** WHAT THE TASK REQUIRES **
Copy each line of the entries that contains the word "Desk".

** DATA FOR PROCESSING **
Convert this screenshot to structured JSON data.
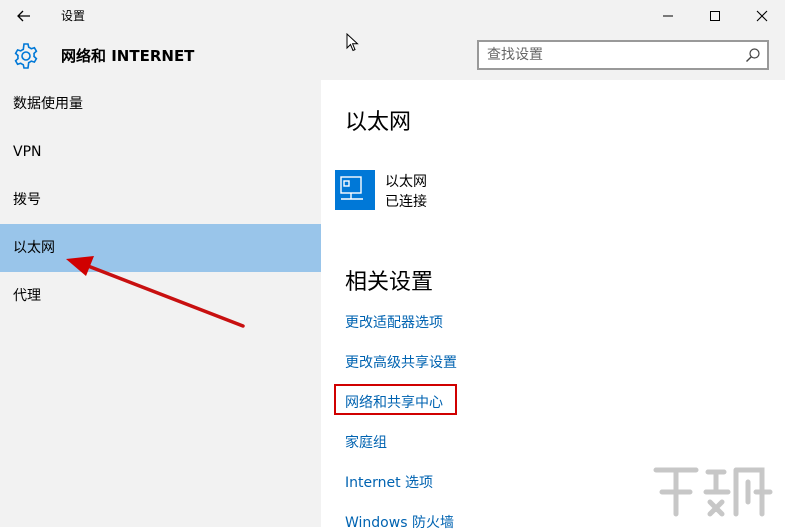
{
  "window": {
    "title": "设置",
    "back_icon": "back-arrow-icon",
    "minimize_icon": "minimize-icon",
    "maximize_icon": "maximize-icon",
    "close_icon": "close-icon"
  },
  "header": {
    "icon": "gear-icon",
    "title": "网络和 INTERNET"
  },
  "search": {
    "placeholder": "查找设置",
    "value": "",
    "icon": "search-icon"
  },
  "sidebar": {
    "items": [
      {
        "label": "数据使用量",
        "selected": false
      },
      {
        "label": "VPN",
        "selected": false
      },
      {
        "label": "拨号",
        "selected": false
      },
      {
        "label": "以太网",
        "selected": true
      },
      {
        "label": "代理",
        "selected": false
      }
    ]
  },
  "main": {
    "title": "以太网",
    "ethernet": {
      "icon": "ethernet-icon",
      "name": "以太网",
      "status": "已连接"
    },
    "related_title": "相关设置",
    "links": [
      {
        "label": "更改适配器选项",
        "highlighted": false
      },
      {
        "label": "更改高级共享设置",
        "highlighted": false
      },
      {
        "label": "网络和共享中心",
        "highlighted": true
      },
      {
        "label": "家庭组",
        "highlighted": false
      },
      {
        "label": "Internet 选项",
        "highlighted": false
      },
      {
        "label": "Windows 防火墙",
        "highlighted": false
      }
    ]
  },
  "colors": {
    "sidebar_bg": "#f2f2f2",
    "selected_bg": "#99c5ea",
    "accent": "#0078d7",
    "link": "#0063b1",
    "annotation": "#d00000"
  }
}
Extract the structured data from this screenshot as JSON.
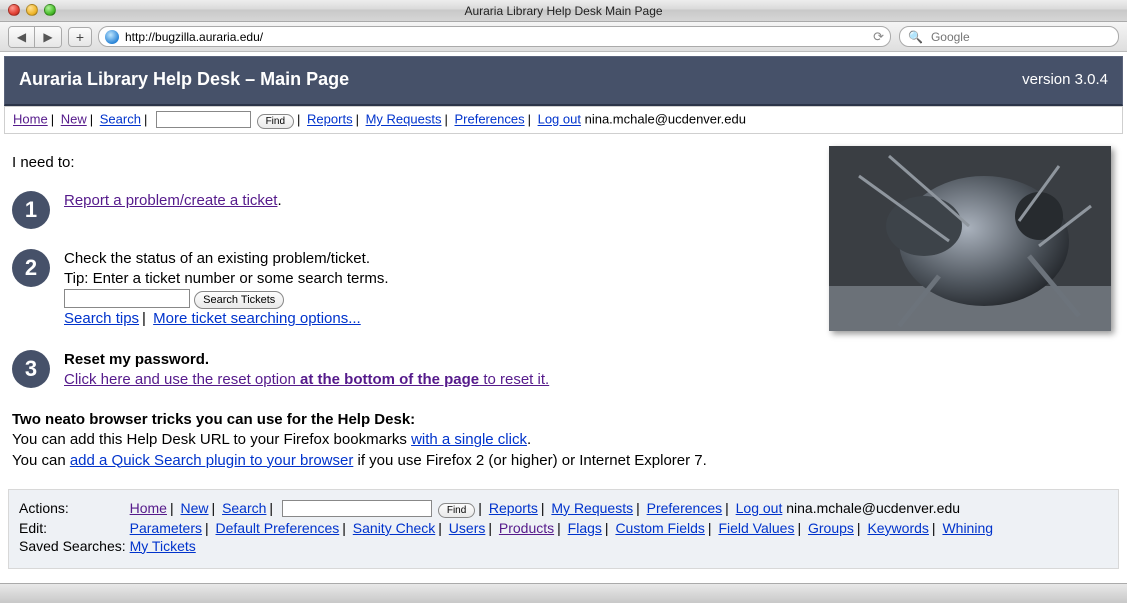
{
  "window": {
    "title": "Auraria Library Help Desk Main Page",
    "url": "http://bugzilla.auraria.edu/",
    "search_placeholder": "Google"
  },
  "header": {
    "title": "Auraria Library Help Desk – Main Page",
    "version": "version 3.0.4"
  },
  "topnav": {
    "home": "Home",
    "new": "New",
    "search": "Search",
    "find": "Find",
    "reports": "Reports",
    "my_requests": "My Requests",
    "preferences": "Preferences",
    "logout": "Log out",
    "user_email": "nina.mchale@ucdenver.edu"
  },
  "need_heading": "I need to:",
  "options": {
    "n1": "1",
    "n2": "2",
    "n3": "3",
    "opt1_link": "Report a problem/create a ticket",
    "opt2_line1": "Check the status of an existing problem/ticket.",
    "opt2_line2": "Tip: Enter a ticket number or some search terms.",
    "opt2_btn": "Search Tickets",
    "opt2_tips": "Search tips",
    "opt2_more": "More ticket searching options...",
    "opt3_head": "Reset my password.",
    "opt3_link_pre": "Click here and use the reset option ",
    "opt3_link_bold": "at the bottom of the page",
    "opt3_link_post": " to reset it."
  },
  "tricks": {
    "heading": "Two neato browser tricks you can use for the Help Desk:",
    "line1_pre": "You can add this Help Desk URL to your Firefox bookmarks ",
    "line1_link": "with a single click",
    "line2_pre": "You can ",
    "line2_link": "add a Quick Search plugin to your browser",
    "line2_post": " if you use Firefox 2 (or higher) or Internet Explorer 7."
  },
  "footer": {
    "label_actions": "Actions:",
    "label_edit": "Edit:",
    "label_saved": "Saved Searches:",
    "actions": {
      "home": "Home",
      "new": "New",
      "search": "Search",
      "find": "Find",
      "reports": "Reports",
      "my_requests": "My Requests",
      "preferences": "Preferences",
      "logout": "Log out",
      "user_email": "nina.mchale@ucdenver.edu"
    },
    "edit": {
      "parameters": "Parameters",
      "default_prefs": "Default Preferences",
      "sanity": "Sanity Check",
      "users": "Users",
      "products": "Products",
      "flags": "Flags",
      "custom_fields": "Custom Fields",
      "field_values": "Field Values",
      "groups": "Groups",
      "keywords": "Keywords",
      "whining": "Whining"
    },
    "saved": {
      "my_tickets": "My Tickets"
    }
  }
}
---
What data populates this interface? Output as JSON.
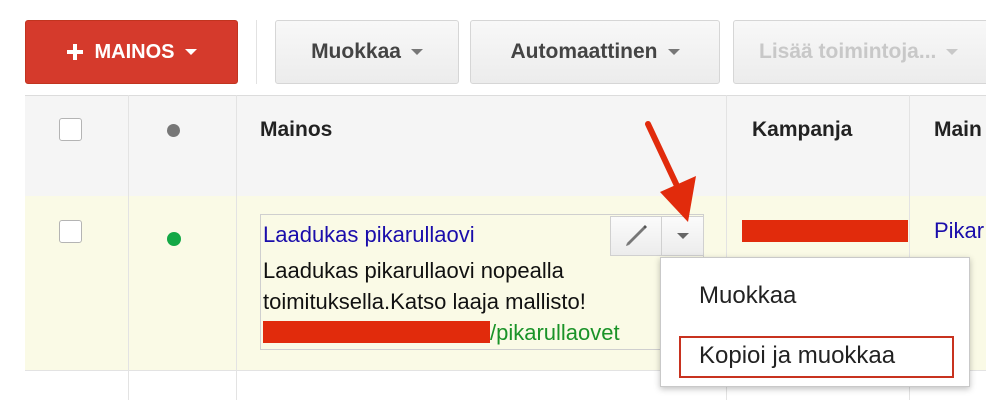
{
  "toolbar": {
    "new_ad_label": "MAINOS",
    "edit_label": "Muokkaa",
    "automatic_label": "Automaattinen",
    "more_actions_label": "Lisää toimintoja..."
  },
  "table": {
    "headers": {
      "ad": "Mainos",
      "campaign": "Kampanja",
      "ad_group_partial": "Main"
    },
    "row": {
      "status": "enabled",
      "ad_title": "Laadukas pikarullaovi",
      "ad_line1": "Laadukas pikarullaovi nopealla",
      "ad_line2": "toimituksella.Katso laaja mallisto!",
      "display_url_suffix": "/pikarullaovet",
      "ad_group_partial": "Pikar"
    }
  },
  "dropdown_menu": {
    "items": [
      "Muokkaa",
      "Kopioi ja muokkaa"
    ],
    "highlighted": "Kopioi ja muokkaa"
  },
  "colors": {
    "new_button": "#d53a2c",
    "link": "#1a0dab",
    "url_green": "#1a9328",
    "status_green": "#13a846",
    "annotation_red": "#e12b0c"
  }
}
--
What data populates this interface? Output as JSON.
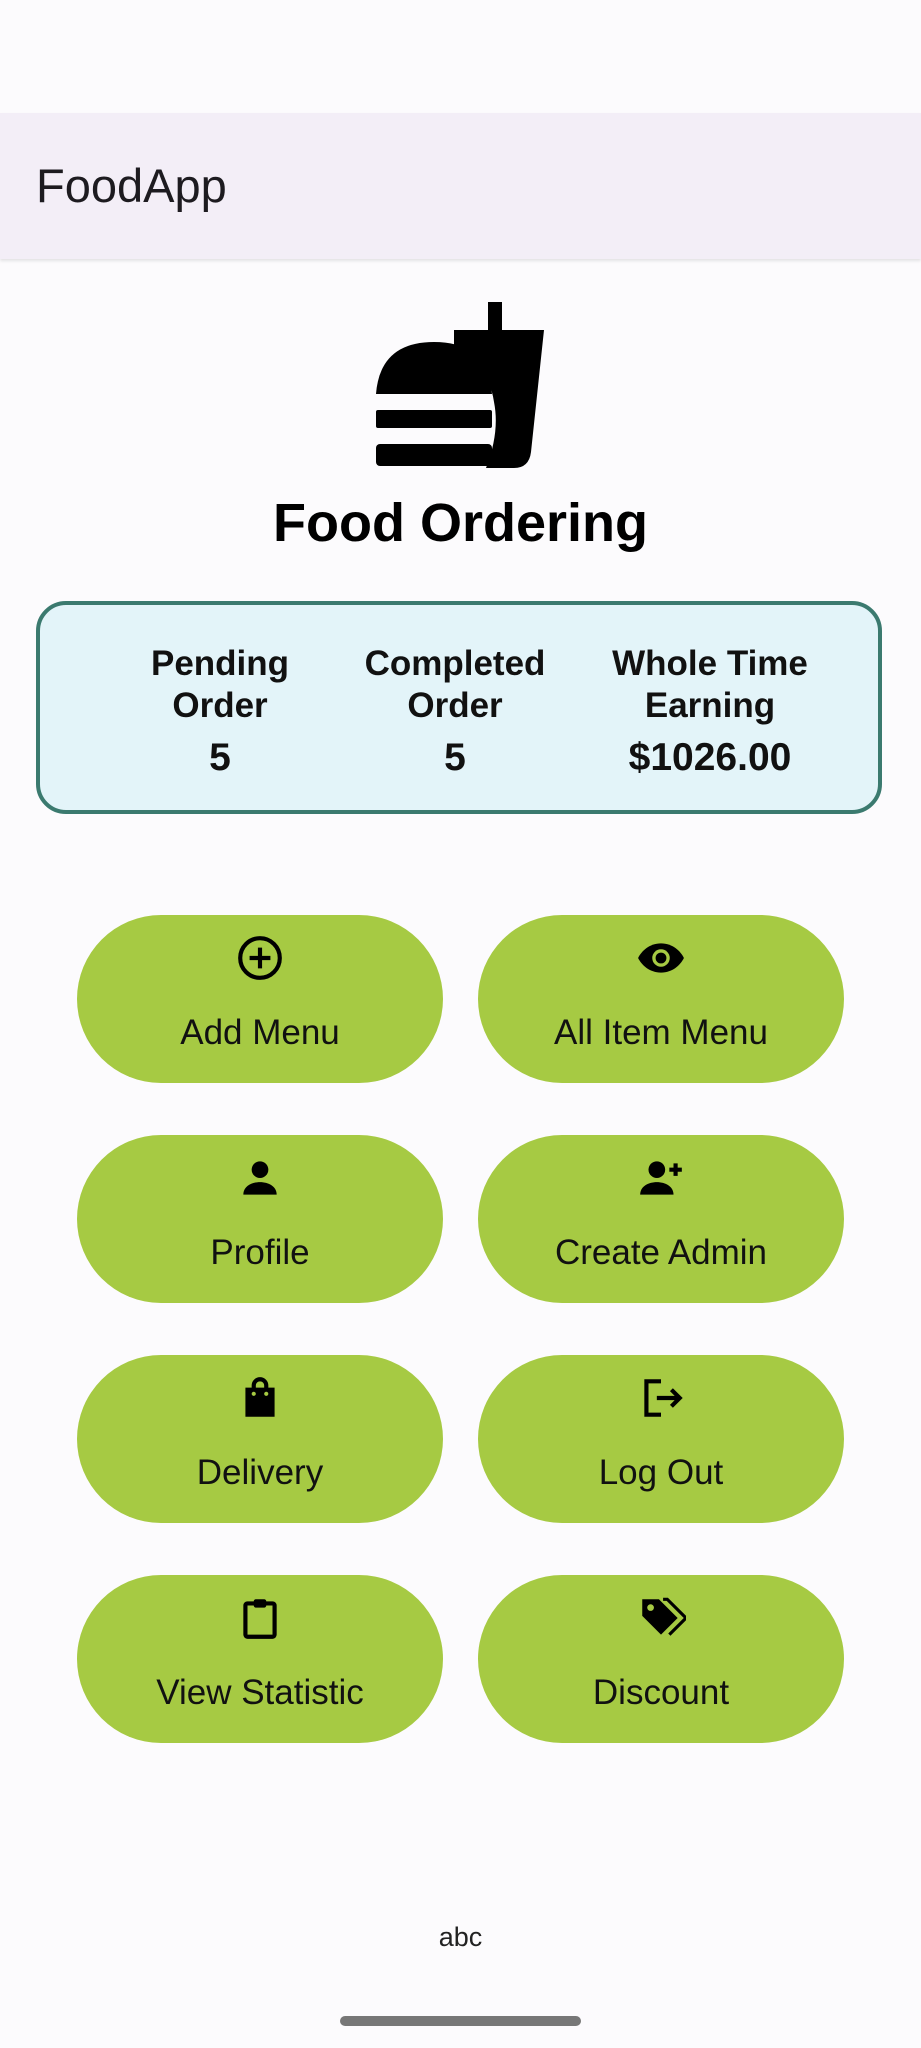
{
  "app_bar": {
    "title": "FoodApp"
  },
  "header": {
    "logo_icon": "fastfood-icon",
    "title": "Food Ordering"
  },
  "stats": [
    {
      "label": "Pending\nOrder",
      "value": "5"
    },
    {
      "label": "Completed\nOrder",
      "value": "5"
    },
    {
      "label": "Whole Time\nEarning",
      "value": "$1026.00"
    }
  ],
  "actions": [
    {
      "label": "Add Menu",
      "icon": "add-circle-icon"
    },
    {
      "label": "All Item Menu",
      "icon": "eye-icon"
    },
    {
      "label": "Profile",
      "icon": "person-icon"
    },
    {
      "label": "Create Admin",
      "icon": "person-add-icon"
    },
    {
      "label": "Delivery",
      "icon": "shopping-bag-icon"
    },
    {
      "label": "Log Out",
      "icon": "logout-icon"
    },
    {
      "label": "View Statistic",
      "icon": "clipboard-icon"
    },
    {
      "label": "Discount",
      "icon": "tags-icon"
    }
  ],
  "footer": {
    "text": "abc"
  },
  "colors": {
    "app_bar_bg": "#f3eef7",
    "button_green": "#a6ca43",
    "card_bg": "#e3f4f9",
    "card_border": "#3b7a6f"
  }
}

** REPLY TO THE TASK **
    "title": "Auraria Library Help Desk Main Page",
    "title": "Auraria Library Help Desk – Main Page",
    "heading": "Two neato browser tricks you can use for the Help Desk:",
    "line1_pre": "You can add this Help Desk URL to your Firefox bookmarks ",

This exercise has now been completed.